■ TASK
Using the listing below, report how many lines hold the word "feature", and nothing else.

■ SOURCE RECORDS
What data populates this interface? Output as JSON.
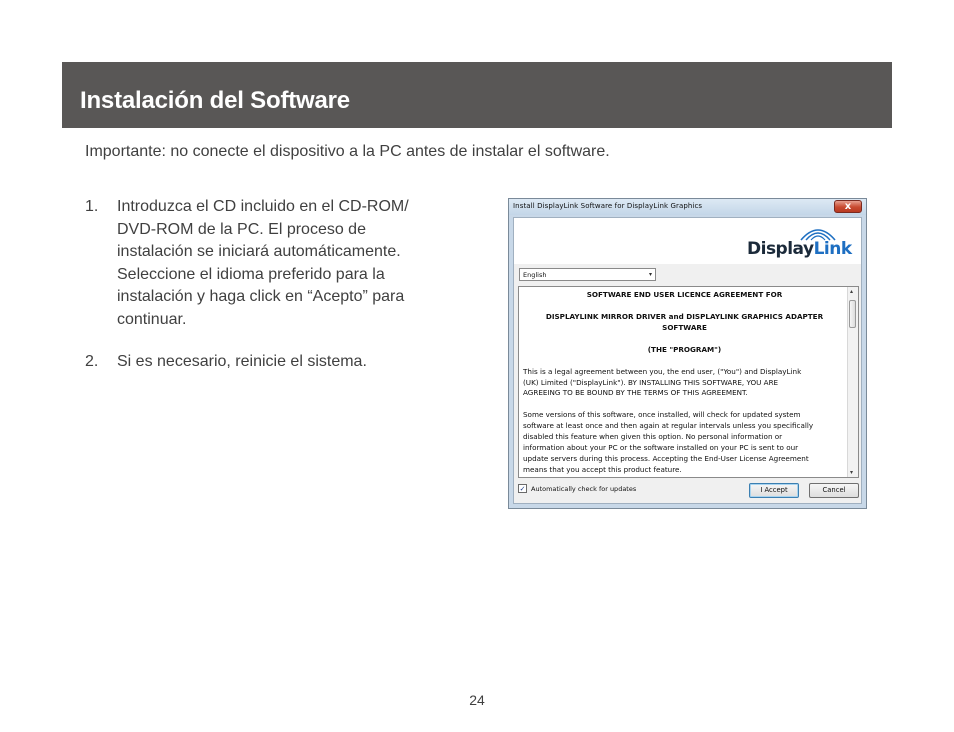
{
  "header": {
    "title": "Instalación del Software"
  },
  "important_note": "Importante: no conecte el dispositivo a la PC antes de instalar el software.",
  "steps": [
    {
      "number": "1.",
      "lines": [
        "Introduzca el CD incluido en el CD-ROM/",
        "DVD-ROM de la PC. El proceso de",
        "instalación se iniciará automáticamente.",
        "Seleccione el idioma preferido para la",
        "instalación y haga click en “Acepto” para",
        "continuar."
      ]
    },
    {
      "number": "2.",
      "lines": [
        "Si es necesario, reinicie el sistema."
      ]
    }
  ],
  "dialog": {
    "title": "Install DisplayLink Software for DisplayLink Graphics",
    "close_label": "x",
    "logo": {
      "part1": "Display",
      "part2": "Link"
    },
    "language": {
      "selected": "English",
      "arrow": "▾"
    },
    "license": {
      "heading1": "SOFTWARE END USER LICENCE AGREEMENT FOR",
      "heading2a": "DISPLAYLINK MIRROR DRIVER and DISPLAYLINK GRAPHICS ADAPTER",
      "heading2b": "SOFTWARE",
      "heading3": "(THE \"PROGRAM\")",
      "para1": [
        "This is a legal agreement between you, the end user, (\"You\") and DisplayLink",
        "(UK) Limited (\"DisplayLink\"). BY INSTALLING THIS SOFTWARE, YOU ARE",
        "AGREEING TO BE BOUND BY THE TERMS OF THIS AGREEMENT."
      ],
      "para2": [
        "Some versions of this software, once installed, will check for updated system",
        "software at least once and then again at regular intervals unless you specifically",
        "disabled this feature when given this option. No personal information or",
        "information about your PC or the software installed on your PC is sent to our",
        "update servers during this process. Accepting the End-User License Agreement",
        "means that you accept this product feature."
      ]
    },
    "scroll_up": "▴",
    "scroll_down": "▾",
    "auto_check": {
      "checked_mark": "✓",
      "label": "Automatically check for updates"
    },
    "accept_label": "I Accept",
    "cancel_label": "Cancel"
  },
  "page_number": "24",
  "colors": {
    "header_bg": "#595756",
    "logo_blue": "#1e6fc2",
    "logo_dark": "#1b2a3a"
  }
}
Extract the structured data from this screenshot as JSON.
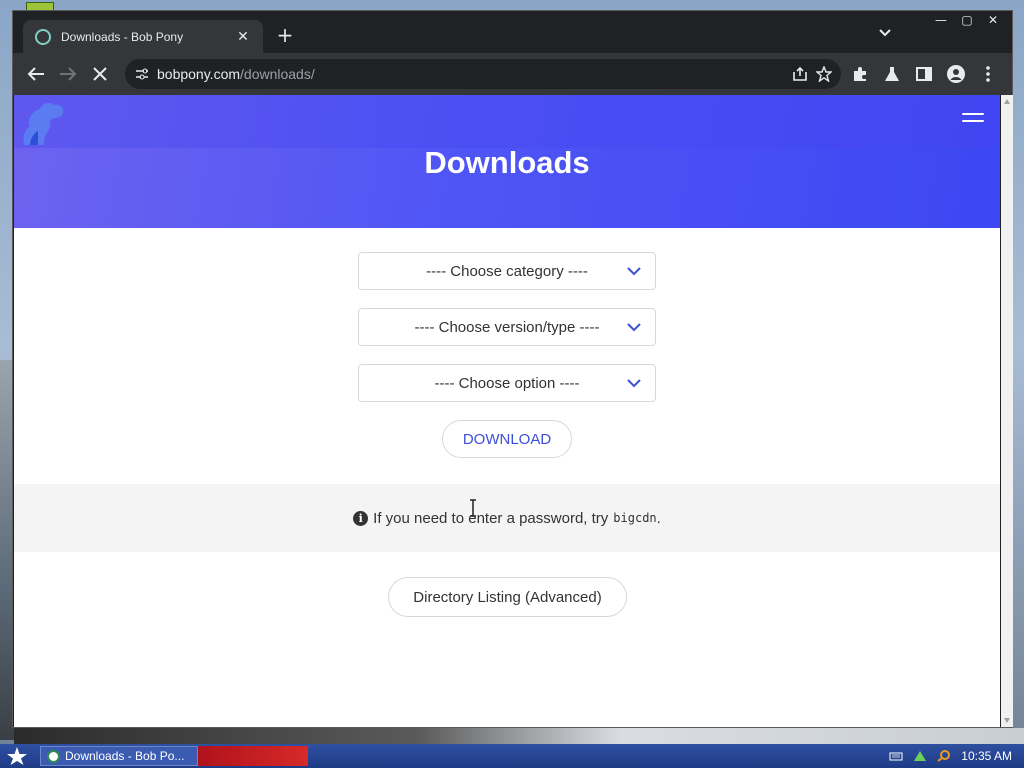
{
  "browser": {
    "tab_title": "Downloads - Bob Pony",
    "new_tab_label": "+",
    "close_tab_label": "✕",
    "url_host": "bobpony.com",
    "url_path": "/downloads/",
    "window_controls": {
      "minimize": "—",
      "maximize": "▢",
      "close": "✕"
    }
  },
  "page": {
    "title": "Downloads",
    "selects": [
      {
        "placeholder": "---- Choose category ----"
      },
      {
        "placeholder": "---- Choose version/type ----"
      },
      {
        "placeholder": "---- Choose option ----"
      }
    ],
    "download_button": "DOWNLOAD",
    "notice": {
      "text": "If you need to enter a password, try",
      "password": "bigcdn",
      "suffix": "."
    },
    "directory_button": "Directory Listing (Advanced)"
  },
  "taskbar": {
    "task_label": "Downloads - Bob Po...",
    "clock": "10:35 AM"
  },
  "colors": {
    "hero_start": "#6d63ef",
    "hero_end": "#3d47f2",
    "accent": "#3d4fd6"
  }
}
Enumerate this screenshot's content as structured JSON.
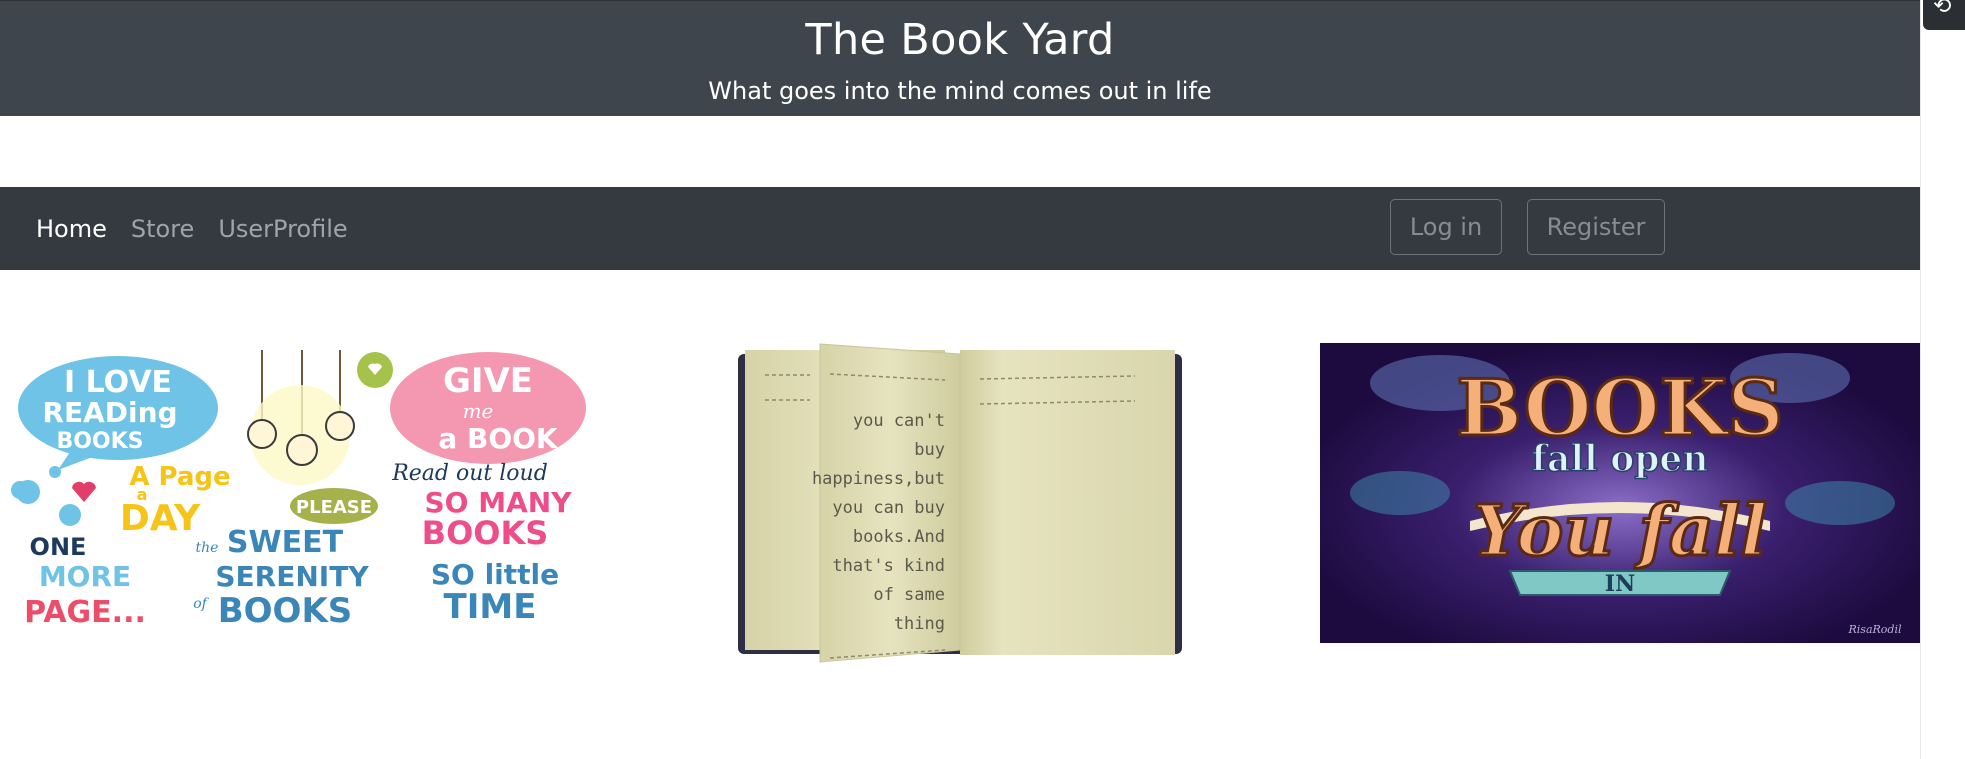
{
  "header": {
    "title": "The Book Yard",
    "subtitle": "What goes into the mind comes out in life"
  },
  "nav": {
    "links": [
      {
        "label": "Home",
        "active": true
      },
      {
        "label": "Store",
        "active": false
      },
      {
        "label": "UserProfile",
        "active": false
      }
    ],
    "login_label": "Log in",
    "register_label": "Register"
  },
  "images": {
    "left": {
      "phrases": {
        "i_love": "I LOVE",
        "reading": "READing",
        "books": "BOOKS",
        "give": "GIVE",
        "me": "me",
        "a_book": "a BOOK",
        "read_out_loud": "Read out loud",
        "a_page": "A Page",
        "a": "a",
        "day": "DAY",
        "please": "PLEASE",
        "so_many": "SO MANY",
        "books2": "BOOKS",
        "one": "ONE",
        "more": "MORE",
        "page": "PAGE...",
        "the": "the",
        "sweet": "SWEET",
        "serenity": "SERENITY",
        "of": "of",
        "books3": "BOOKS",
        "so_little": "SO little",
        "time": "TIME"
      }
    },
    "middle": {
      "quote_lines": [
        "you can't",
        "buy",
        "happiness,but",
        "you can buy",
        "books.And",
        "that's kind",
        "of same",
        "thing"
      ]
    },
    "right": {
      "line1": "BOOKS",
      "line2": "fall open",
      "line3": "You fall",
      "line4": "IN",
      "credit": "RisaRodil"
    }
  },
  "colors": {
    "header_bg": "#3f454c",
    "navbar_bg": "#353a40",
    "active_link": "#ffffff",
    "inactive_link": "#9ea4aa"
  }
}
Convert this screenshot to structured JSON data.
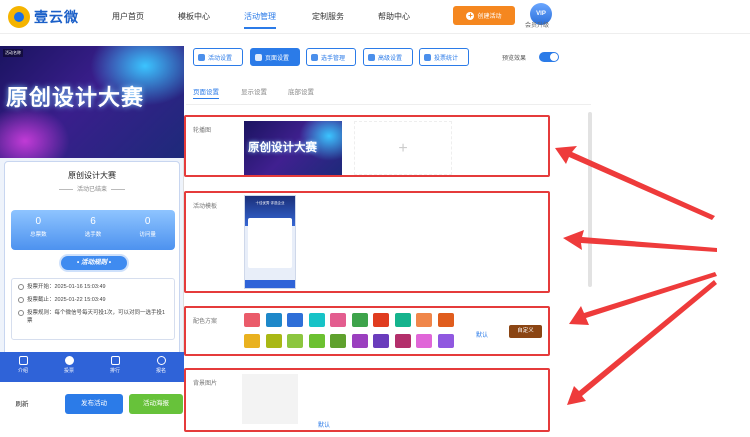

■ REPLY TO THE EXERCISE
2